“At this time of the year, it’s very difficult to grab a taxi because lots of salarymen are obviously busy attending yearend parties,” said Kobayashi, predicting demand for the all-night bus would probably sink once the “bonenkai” rush is over.
Another businessman, 45, echoed that view.
“Unless they expand the service beyond a Shibuya-Roppongi route, I don’t think the service will be able to establish a solid following,” he said.
The all-night service might also entice men to work even longer past the last train, he cautioned.
A foreign man in his 40s, meanwhile, said he would rather see the subways run all night.
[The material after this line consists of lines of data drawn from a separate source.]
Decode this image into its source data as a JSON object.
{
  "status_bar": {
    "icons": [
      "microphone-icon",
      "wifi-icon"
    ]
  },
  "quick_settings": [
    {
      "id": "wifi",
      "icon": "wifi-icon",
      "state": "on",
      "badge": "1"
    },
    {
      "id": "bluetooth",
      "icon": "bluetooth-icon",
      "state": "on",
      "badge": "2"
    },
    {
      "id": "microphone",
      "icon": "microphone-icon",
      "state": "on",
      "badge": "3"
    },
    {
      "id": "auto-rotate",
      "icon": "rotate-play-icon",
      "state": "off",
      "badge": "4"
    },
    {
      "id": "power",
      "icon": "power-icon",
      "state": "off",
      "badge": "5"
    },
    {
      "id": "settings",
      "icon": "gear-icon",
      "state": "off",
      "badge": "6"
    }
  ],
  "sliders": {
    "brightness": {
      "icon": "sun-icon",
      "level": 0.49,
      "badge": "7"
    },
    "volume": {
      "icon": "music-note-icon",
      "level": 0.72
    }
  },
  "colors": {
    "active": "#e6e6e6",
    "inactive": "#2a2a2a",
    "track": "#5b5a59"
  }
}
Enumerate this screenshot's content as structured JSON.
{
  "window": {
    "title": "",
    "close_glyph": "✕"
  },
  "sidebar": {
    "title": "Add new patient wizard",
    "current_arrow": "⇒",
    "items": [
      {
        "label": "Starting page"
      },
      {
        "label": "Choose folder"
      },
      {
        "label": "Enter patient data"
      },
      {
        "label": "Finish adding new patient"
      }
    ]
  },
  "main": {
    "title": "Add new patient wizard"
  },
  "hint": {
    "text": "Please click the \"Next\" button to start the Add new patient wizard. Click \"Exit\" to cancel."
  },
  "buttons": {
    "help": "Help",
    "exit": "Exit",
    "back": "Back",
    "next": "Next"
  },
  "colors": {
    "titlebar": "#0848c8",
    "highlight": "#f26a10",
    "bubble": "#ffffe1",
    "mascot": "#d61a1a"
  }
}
According to Tokyo transportation official Yoshinori Nishikawa, however, that option isn’t in the cards. Subways and trains, he said, need to undergo maintenance during the night. This requires the electricity to be turned off.
“So it’ll be extremely hard to realize that, given the technical difficulties,” he said.
To ride the metro night bus from Shibuya, go to stop 18 (between Tokyu Plaza and west exit of JR Shibuya Station, near the highway) or stop 51 (by Tokyu Toyoko department store on the east side of the station, across from Mizuho Bank). In Roppongi, the stop is between Mitsui Sumitomo Bank and Azabu Police Station, between the main crossing and Roppongi Hills.